Spending a small amount on a mockup up front could save significant time and money correcting issues down the road.
Selecting quality vendors is also an important part of delivering a good product. If a glass guy only does window wall there’s a good chance that contractor is not going to be able to deliver on the custom glass ceiling that is specified. Understanding what vendors are good at and awarding to them accordingly is important. If something is a specialty item find the specialty company that delivers it and give the work to them, don’t give it to a generic trade and hope things work out.
The same comment can be said about general contractors and consultants. Not all consultants and contractors are good at offices, or residential, retail, etc. Choose a vendor that is specific to what you’re doing, they’ll have experience and the know how to get the project done right and on time.
What Does the Punch List Process Look Like and When is The Best Time To Start
The Punch List process has been around forever, it’s main goal is to catch and correct issues related to quality of the build.
There should be no project big or small that finishes without this process taking place. And the process is not limited to the consultant or owner, before an inspection is called for the contractor, subcontractor and supplier should be doing their own (formally or informally).
In days past there were numerous ways of performing this task and no matter who you talk to it’s always the most feared and dreaded part. In recent years technology has made this process much smoother and easier to manage. We will touch on this a little later on and we have actually outlined some products in our technology on the Jobsite article which we featured last year.
There are a number of items which should be logged during the punch list process, for your use we’ve linked to a few great examples of punch lists below:
As far as starting the process it should be implemented as soon as possible on a project. From outlining deficiencies surrounding layout to pointing out incorrect rough in it’s important that identifying issues early on is implemented.
What Other Innovations and Techniques Can Be Used to Improve the Process
For the last part of this article I wanted to touch on some new technologies that are out there that can be helping us in this process. From monitoring site conditoins, to automTically reporting data, to making the constructoin punch list easier technology is improving many of the processes we use and making them simpler.
Some of the best examples of this are the punch list process, dont believe us? Just run a google search for punch liet software. Youll get hundreds of hits, but we’ve listed some of the best in our technology in construction article.
So where else can technology be used to improve quality? How about drones and HD cameras. On a recent project of mine we surveyed the entire building with a drone and high definition camera to give our historical consultant a chance to view areas he may not otherwise be able to see. Elsewhere drones are being used to survey projects and provide progress updates automatically to the team.
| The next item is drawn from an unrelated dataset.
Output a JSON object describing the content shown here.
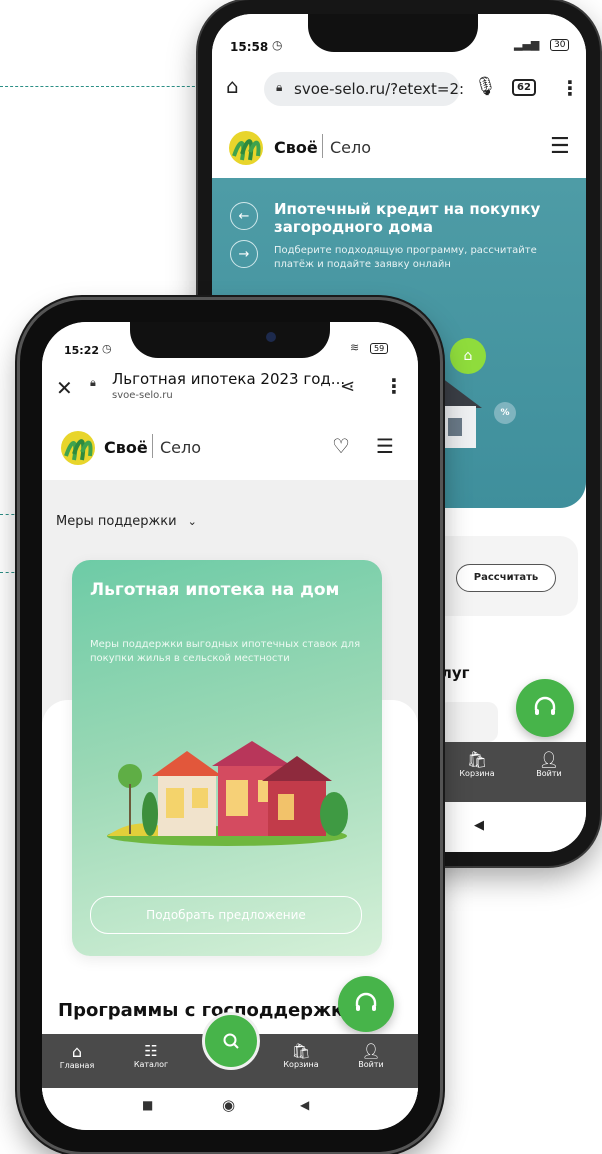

The last area I wanted to touch on is point cloud scanning. If your project is within or attached to any sort of existing condition point cloud scanning can be immensely useful. Baaically a laser scans every point and provides an accurate suevey of any surface. This technology used to be very expensive but in recent years has come down in cost quite sunstantially. The ease of use has also decreased. This service allows tou to understand details about a project and easily verify existing dimensions.
Quality In Construction
While safety, schedule and budget are all very important alot of times its quality that keeps customers coming back and paying more. Just think, all ofnthe best brands in the world don’t make things the quickest but make them the best. The next time you’re doing something on a proiejct. Ask yourself how can I do this right.